Programmatically, Brahms uses the next movement to offer musicians a slight (and only slight) rest from the musical and emotional demands of the previous movement, with a piece that is perhaps most-extracted from the Requiem. He offers a moving, compelling portrait of heavenly beauty with a text from Psalm 84.
The fifth movement has a hushed beauty as the soprano soloist sings texts that offer a distinctively maternal sense of comfort, offered in alternation with the choir, and seems, to most listeners, to be a striking portrait of Brahms’ love for his mother.
The sixth movement is another emotional and musical tour de force. Brahms beings the movement with a sort of invitation to the mysteries of the end-times depicted in Hebrews and Corinthians. This movement begins with hushed music, and another dialogue between baritone and choir:
Behold, I show you a mystery: we shall not all sleep, but we shall all be changed, in a moment, in the twinkling of an eye, at the last trump:
At this moment, the baritone evokes the trumpets heralding the raising of the dead:
For the trumpet shall sound, and the dead shall be raised incorruptible, and we shall be changed.
The choir echoes this text with fierce battle music, interrupted by the baritone who intones, almost in a stage whisper that makes a huge crescendo:
Then shall be brought to pass the saying that is written.
And the choir returns, fairly taunting death, with a kind of triumphalist confidence:
Death is swallowed up in victory. O death, where is thy sting? O grave, where is thy victory?
This taunting builds up to a halting moment of the choir questioning “Wo,” or “Where?” followed by another beautiful, powerful fugue on the following text from Revelation:
Thou art worthy, o Lord, to receive glory and honour and power: for thou hast created all things, and for thy pleasure they are and were created.
One might expect, as after the third movement, that Brahms might give the singers and players a rest, but, alas, the seventh movement begins with some of the most emotionally and musically challenging lines of the piece. The text of the last movement, from Revelation:
Blessed are the dead, which die in the Lord, from henceforth. Yea, says the Spirit, that they may rest from their labours; and their works do follow them.

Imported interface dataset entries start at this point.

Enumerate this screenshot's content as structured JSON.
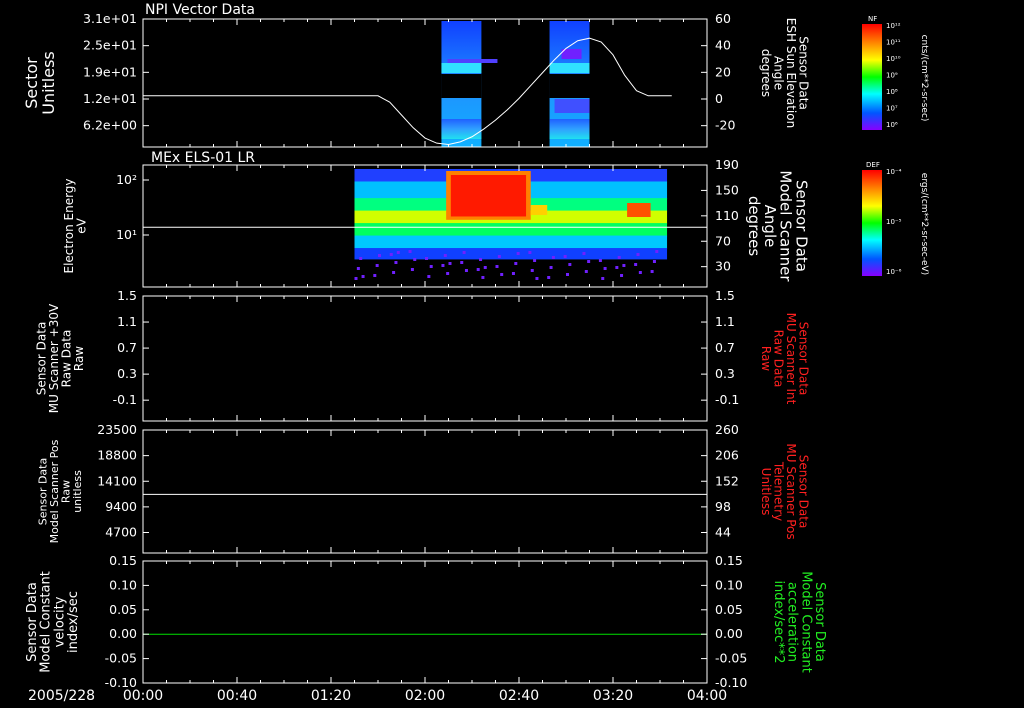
{
  "date_label": "2005/228",
  "time_axis": {
    "start_min": 0,
    "end_min": 240,
    "ticks": [
      {
        "min": 0,
        "label": "00:00"
      },
      {
        "min": 40,
        "label": "00:40"
      },
      {
        "min": 80,
        "label": "01:20"
      },
      {
        "min": 120,
        "label": "02:00"
      },
      {
        "min": 160,
        "label": "02:40"
      },
      {
        "min": 200,
        "label": "03:20"
      },
      {
        "min": 240,
        "label": "04:00"
      }
    ]
  },
  "chart_data": [
    {
      "type": "heatmap",
      "title": "NPI Vector Data",
      "ylabel_left": [
        "Sector",
        "Unitless"
      ],
      "ylabel_right": [
        "Sensor Data",
        "ESH Sun Elevation",
        "Angle",
        "degrees"
      ],
      "left_ticks": [
        "3.1e+01",
        "2.5e+01",
        "1.9e+01",
        "1.2e+01",
        "6.2e+00"
      ],
      "right_ylim": [
        -40,
        60
      ],
      "right_ticks": [
        "60",
        "40",
        "20",
        "0",
        "-20"
      ],
      "colorbar": {
        "label": "NF",
        "unit": "cnts/(cm**2-sr-sec)",
        "ticks": [
          "10¹²",
          "10¹¹",
          "10¹⁰",
          "10⁹",
          "10⁸",
          "10⁷",
          "10⁶"
        ],
        "colors": [
          "#ff0000",
          "#ff8800",
          "#ffff00",
          "#00ff00",
          "#00ffff",
          "#0055ff",
          "#8800ff"
        ]
      },
      "data_blocks_min": [
        [
          127,
          144
        ],
        [
          173,
          190
        ]
      ],
      "line_series": {
        "name": "ESH Sun Elevation",
        "x_min": [
          0,
          100,
          105,
          110,
          115,
          120,
          125,
          130,
          135,
          140,
          145,
          150,
          155,
          160,
          165,
          170,
          175,
          180,
          185,
          190,
          195,
          200,
          205,
          210,
          215,
          220,
          225
        ],
        "y": [
          0,
          0,
          -5,
          -15,
          -25,
          -33,
          -37,
          -38,
          -36,
          -32,
          -26,
          -19,
          -11,
          -2,
          8,
          18,
          28,
          37,
          43,
          45,
          42,
          32,
          16,
          4,
          0,
          0,
          0
        ]
      }
    },
    {
      "type": "heatmap",
      "title": "MEx ELS-01 LR",
      "ylabel_left": [
        "Electron Energy",
        "eV"
      ],
      "ylabel_right": [
        "Sensor Data",
        "Model Scanner",
        "Angle",
        "degrees"
      ],
      "left_ticks": [
        "10²",
        "10¹"
      ],
      "right_ylim": [
        0,
        190
      ],
      "right_ticks": [
        "190",
        "150",
        "110",
        "70",
        "30"
      ],
      "colorbar": {
        "label": "DEF",
        "unit": "ergs/(cm**2-sr-sec-eV)",
        "ticks": [
          "10⁻⁴",
          "10⁻⁵",
          "10⁻⁶"
        ],
        "colors": [
          "#ff0000",
          "#ffff00",
          "#00ff00",
          "#00ffff",
          "#0000ff",
          "#8800ff"
        ]
      },
      "data_range_min": [
        90,
        223
      ],
      "line_series": {
        "name": "Model Scanner Angle",
        "x_min": [
          0,
          240
        ],
        "y": [
          93,
          93
        ]
      }
    },
    {
      "type": "line",
      "ylabel_left": [
        "Sensor Data",
        "MU Scanner +30V",
        "Raw Data",
        "Raw"
      ],
      "ylabel_right": [
        "Sensor Data",
        "MU Scanner Int",
        "Raw Data",
        "Raw"
      ],
      "left_ticks": [
        "1.5",
        "1.1",
        "0.7",
        "0.3",
        "-0.1"
      ],
      "right_ticks": [
        "1.5",
        "1.1",
        "0.7",
        "0.3",
        "-0.1"
      ],
      "ylim": [
        -0.35,
        1.5
      ]
    },
    {
      "type": "line",
      "ylabel_left": [
        "Sensor Data",
        "Model Scanner Pos",
        "Raw",
        "unitless"
      ],
      "ylabel_right": [
        "Sensor Data",
        "MU Scanner Pos",
        "Telemetry",
        "Unitless"
      ],
      "left_ticks": [
        "23500",
        "18800",
        "14100",
        "9400",
        "4700"
      ],
      "right_ticks": [
        "260",
        "206",
        "152",
        "98",
        "44"
      ],
      "ylim": [
        0,
        23500
      ],
      "line_series": {
        "name": "Model Scanner Pos",
        "x_min": [
          0,
          240
        ],
        "y": [
          11200,
          11200
        ]
      }
    },
    {
      "type": "line",
      "ylabel_left": [
        "Sensor Data",
        "Model Constant",
        "velocity",
        "index/sec"
      ],
      "ylabel_right": [
        "Sensor Data",
        "Model Constant",
        "acceleration",
        "index/sec**2"
      ],
      "left_ticks": [
        "0.15",
        "0.10",
        "0.05",
        "0.00",
        "-0.05",
        "-0.10"
      ],
      "right_ticks": [
        "0.15",
        "0.10",
        "0.05",
        "0.00",
        "-0.05",
        "-0.10"
      ],
      "ylim": [
        -0.1,
        0.15
      ],
      "line_series": {
        "name": "Model Constant velocity",
        "x_min": [
          0,
          240
        ],
        "y": [
          0,
          0
        ]
      }
    }
  ]
}
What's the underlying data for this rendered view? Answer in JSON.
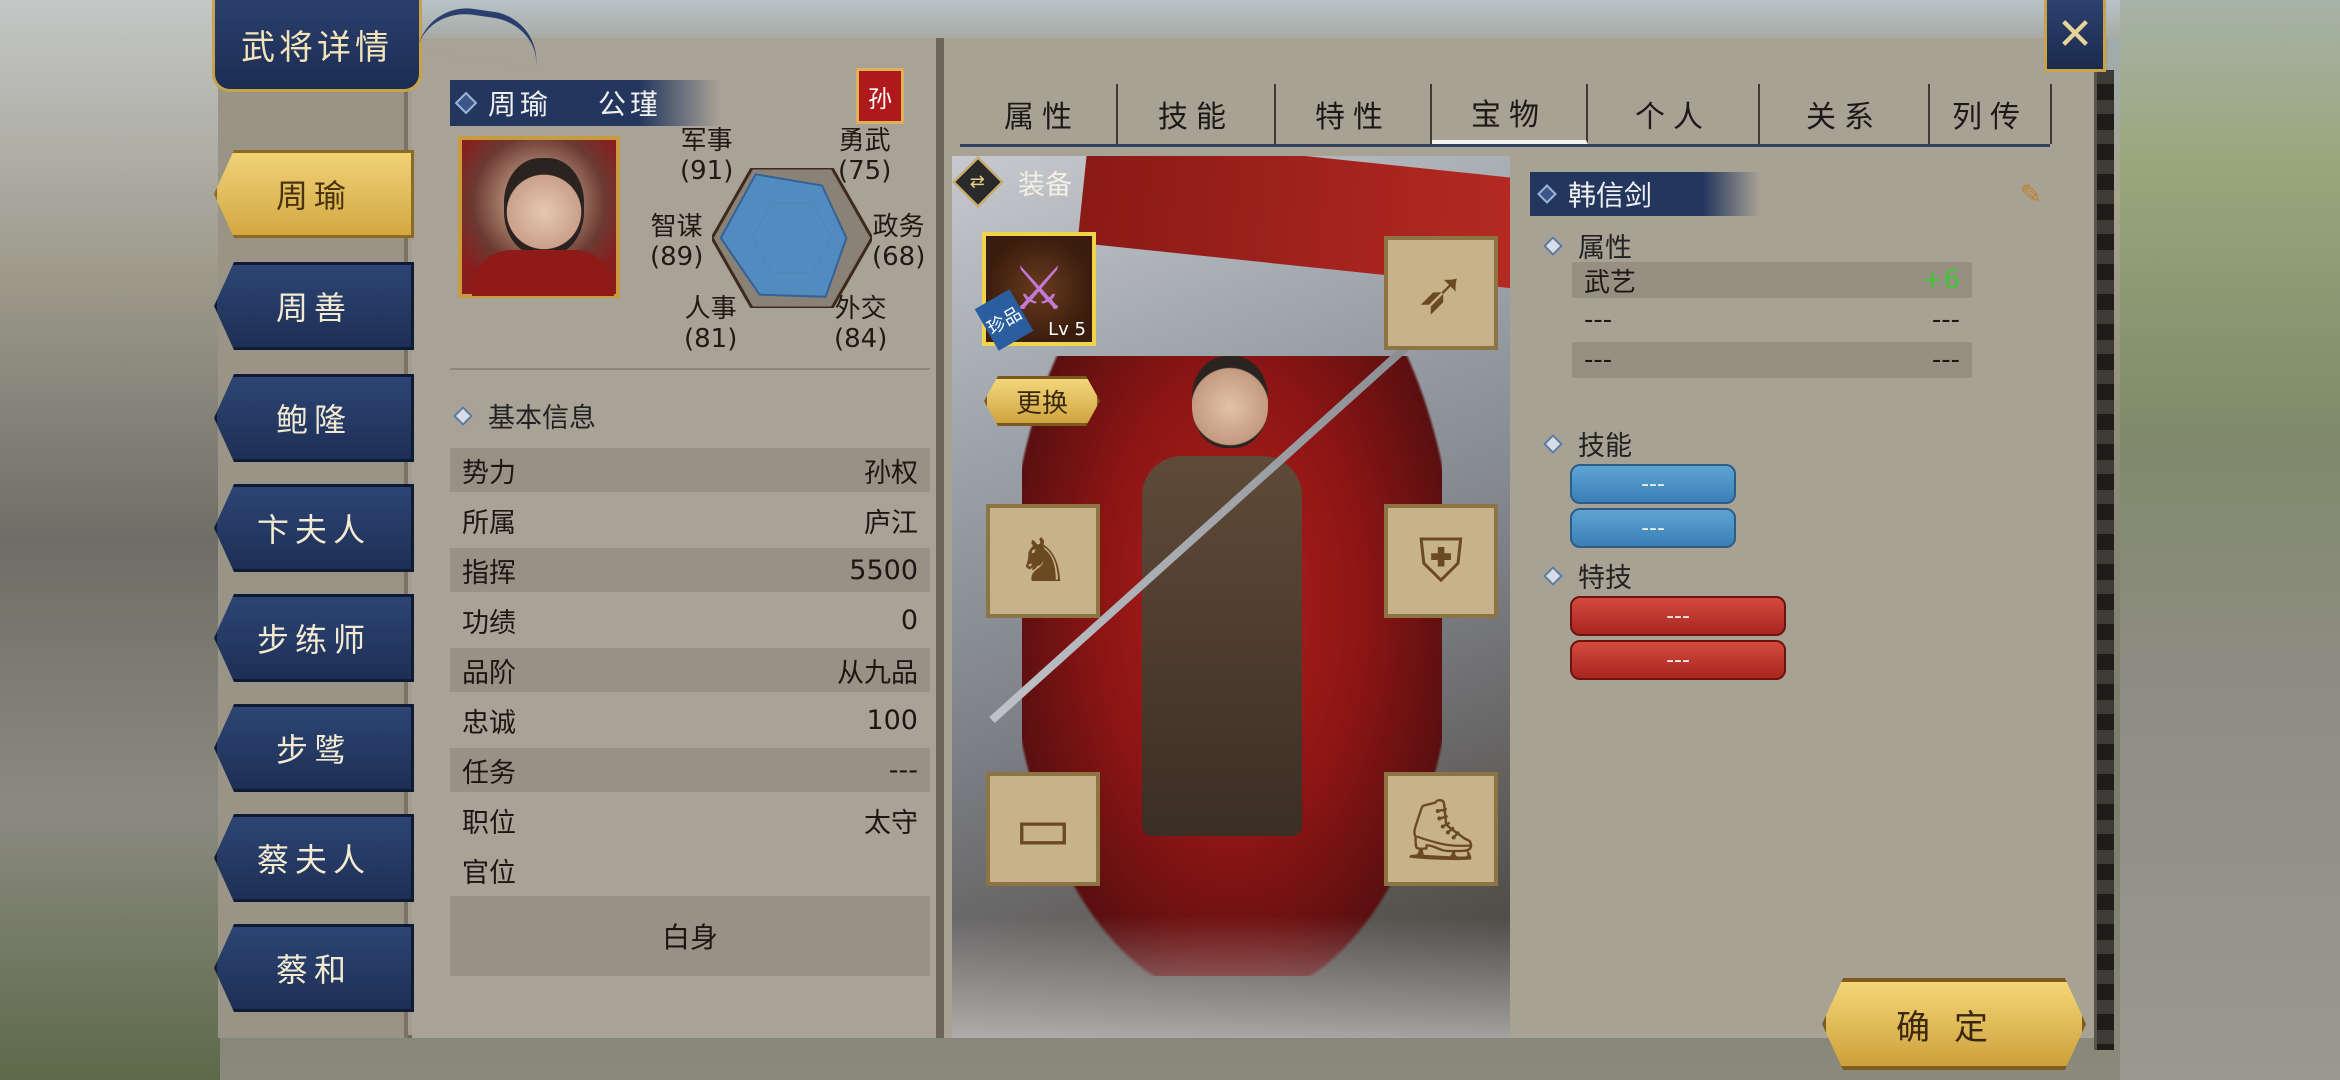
{
  "title": "武将详情",
  "close_icon": "crossed-swords-close",
  "heroes": [
    {
      "label": "周瑜",
      "active": true
    },
    {
      "label": "周善"
    },
    {
      "label": "鲍隆"
    },
    {
      "label": "卞夫人"
    },
    {
      "label": "步练师"
    },
    {
      "label": "步骘"
    },
    {
      "label": "蔡夫人"
    },
    {
      "label": "蔡和"
    }
  ],
  "profile": {
    "name": "周瑜",
    "courtesy": "公瑾",
    "faction_badge": "孙"
  },
  "stats": {
    "military": {
      "label": "军事",
      "value": "(91)"
    },
    "valor": {
      "label": "勇武",
      "value": "(75)"
    },
    "strategy": {
      "label": "智谋",
      "value": "(89)"
    },
    "politics": {
      "label": "政务",
      "value": "(68)"
    },
    "personnel": {
      "label": "人事",
      "value": "(81)"
    },
    "diplomacy": {
      "label": "外交",
      "value": "(84)"
    },
    "radar_values": [
      91,
      75,
      68,
      84,
      81,
      89
    ]
  },
  "basic_info": {
    "header": "基本信息",
    "rows": [
      {
        "label": "势力",
        "value": "孙权"
      },
      {
        "label": "所属",
        "value": "庐江"
      },
      {
        "label": "指挥",
        "value": "5500"
      },
      {
        "label": "功绩",
        "value": "0"
      },
      {
        "label": "品阶",
        "value": "从九品"
      },
      {
        "label": "忠诚",
        "value": "100"
      },
      {
        "label": "任务",
        "value": "---"
      },
      {
        "label": "职位",
        "value": "太守"
      },
      {
        "label": "官位",
        "value": ""
      }
    ],
    "rank_title": "白身"
  },
  "tabs": [
    "属性",
    "技能",
    "特性",
    "宝物",
    "个人",
    "关系",
    "列传"
  ],
  "active_tab": "宝物",
  "equipment": {
    "header": "装备",
    "weapon_level": "Lv 5",
    "weapon_rarity": "珍品",
    "change_label": "更换",
    "slot_icons": [
      "sword",
      "bow",
      "horse",
      "armor",
      "scroll",
      "boots"
    ]
  },
  "treasure": {
    "name": "韩信剑",
    "attr_header": "属性",
    "attrs": [
      {
        "label": "武艺",
        "value": "+6"
      },
      {
        "label": "---",
        "value": "---"
      },
      {
        "label": "---",
        "value": "---"
      }
    ],
    "skill_header": "技能",
    "skills": [
      "---",
      "---"
    ],
    "special_header": "特技",
    "specials": [
      "---",
      "---"
    ]
  },
  "confirm_label": "确定",
  "colors": {
    "panel": "#a39d90",
    "navy": "#23365e",
    "gold": "#d3a843",
    "plus": "#43c43a"
  }
}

The line of music that the singers sing, in turn, is impossibly long, and quite high, and far too emotionally compelling to allow for any self-indulgent vocalisms. As such, it’s a huge challenge, and one that my colleagues are completely committed to singing properly. This moment is Brahms locking eyes with the bereaved (in a more intense echo of the first movement) and offering a kind of immutable truth as confidently as possible. The music that surrounds that melody is simply overwhelmingly beautiful, and quite difficult to describe. It’s at once comforting, wistful, full of hope, but also grounded deeply in the humanism that the Requiem so eloquently conveys. There are wisps of melancholia, that resolve, unexpectedly, into a kind of abiding hope. The last movement quotes the first, the terminus of an improbably amazing journey. I remember well the conclusion of the last time we performed this piece in Bethlehem. There was considerable silence, followed by an outpouring of appreciation from the audience. The critic from the Morning Call called it “the concert event of the decade.” I think that much of this music’s power is derived from its incomparable exploration of the sort of elemental things I described at the outset of these ruminations. Brahms digs very, very deep into the human experience, and the result is music of exceptional eloquence and beauty. The whole process of rehearsal has been deeply ennobling, and I know my colleagues in The Choir are very eager to perform this music for our beloved audience. Be sure to attend the pre-concert lecture by Greg Funfgeld, which begins at 3. His talks are always accessible and deeply engaging, and this lecture will prepare listeners for an absolutely wonderful experience.